The letter, written by Richard L. Garwin, Robert J. Goldston, Rush D. Holt, R. Scott Kemp, and Frank N. von Hippel, highlights their judgment that before the agreement Iran was only a few weeks away from having fuel for a nuclear weapon, whereas under the agreement it would take Iran many months, leaving adequate time for international response. The letter concludes that the agreement, if accepted by Congress, would "advance the cause of peace and security in the Middle East and can serve as a guidepost for future nonproliferation agreements."

The five authors and 24 co-signers are some of the world's most knowledgeable experts about nuclear weapons. Garwin, a physicist who helped design the world's first hydrogen bomb, served as a science advisor to three presidents, both Democrat and Republican.

Kemp, before founding MIT's Laboratory for Nuclear Security and Policy, served in Obama's State Department as the science advisor responsible for building the technical basis for a negotiated settlement with Iran. He is an expert on clandestine nuclear proliferation and centrifuge technology.

Holt, former deputy director of the Princeton Plasma Physics Laboratory (PPPL) and a former member of Congress, initiated the effort. He now leads the American Association for the Advancement of Sciences, the world’s largest general scientific society.

Frank von Hippel, a Princeton physicist, served as assistant director for national security in the White House Office of Science and Technology Policy during the Clinton administration and was previously instrumental in stemming the buildup of weapons between the Soviet Union and the West.

Among the co-signiners are Siegfried Hecker, a Stanford professor and former director of the Los Alamos nuclear-weapons laboratory; Freeman Dyson of the Institute for Advanced Study; Sidney Drell of Stanford; and Nobel laureates Philip Anderson, Leon Cooper, Sheldon Glashow, David Gross, Burton Richter, and Frank Wilczek.

The letter and a full list of signers can be viewed here.

Secretary of State John Kerry's Remarks citing the letter.

AuthorLaboratory for Nuclear Security & Policy

LNSP received three grants to support new research directions related to its flagship projects on nuclear warhead verification and cargo inspection.

In May 2015, the Carnegie Corporation of New York awarded Prof. R. Scott Kemp a two-year grant to support interdisciplinary scholars working in nuclear security. The funds will support graduate students studying information transport, formal models, and U.S.-Russian cooperation related to LNSP's Zero Knowledge Warhead Verification System.
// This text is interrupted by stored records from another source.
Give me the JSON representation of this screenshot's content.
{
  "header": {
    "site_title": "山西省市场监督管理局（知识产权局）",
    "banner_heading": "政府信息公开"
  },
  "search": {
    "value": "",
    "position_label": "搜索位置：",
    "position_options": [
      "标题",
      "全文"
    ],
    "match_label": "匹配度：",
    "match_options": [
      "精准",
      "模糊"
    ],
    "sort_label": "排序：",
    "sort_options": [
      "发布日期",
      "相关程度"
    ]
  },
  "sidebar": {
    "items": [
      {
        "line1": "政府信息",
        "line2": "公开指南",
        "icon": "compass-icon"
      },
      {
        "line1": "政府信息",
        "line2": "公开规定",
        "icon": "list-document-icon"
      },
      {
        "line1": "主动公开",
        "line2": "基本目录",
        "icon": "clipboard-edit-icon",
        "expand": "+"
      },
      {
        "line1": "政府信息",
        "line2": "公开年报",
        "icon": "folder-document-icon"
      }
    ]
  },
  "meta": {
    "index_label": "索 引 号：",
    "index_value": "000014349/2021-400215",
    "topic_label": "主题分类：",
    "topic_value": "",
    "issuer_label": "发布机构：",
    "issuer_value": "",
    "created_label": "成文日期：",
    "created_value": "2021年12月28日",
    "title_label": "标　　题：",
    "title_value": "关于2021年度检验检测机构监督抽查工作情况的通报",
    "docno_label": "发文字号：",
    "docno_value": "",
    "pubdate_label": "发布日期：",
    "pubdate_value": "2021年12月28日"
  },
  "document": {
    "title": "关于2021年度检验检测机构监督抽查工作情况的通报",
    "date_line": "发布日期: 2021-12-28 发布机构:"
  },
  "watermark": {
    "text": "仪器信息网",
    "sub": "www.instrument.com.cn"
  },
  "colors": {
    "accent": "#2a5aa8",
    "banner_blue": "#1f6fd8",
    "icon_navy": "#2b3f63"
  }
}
In June, MIT's Research Support Committee awarded Kemp an NEC Corporation Fund Award for Research in Computation and Communications. The award supports research on physical cryptography, the foundational method upon which LNSP's Warhead Verification System is built.

The Research Support Committee also awarded a Charles E. Reed Faculty Initiative grant to Prof. Areg Danagoulian for new work on monochromatic photon generation. The proposed experiment could improve the applicability of Nuclear Resonance Fluoresence techniques for isotope identification in nuclear security applications by reducing dose while dramatically improving signal-to-background rates.

"We are absolutely delighted to have received these awards," said Prof. Kemp, "The Carenegie and NEC awards will enable us to study a range of important interdisciplinary questions in warhead verification that go beyond the applied nuclear-physics program already supported by the National Nuclear Security Agency. The Reed Award will open up a new area of investigation for LNSP in photon sources related to both of our monochromatic-based projects."

AuthorLaboratory for Nuclear Security & Policy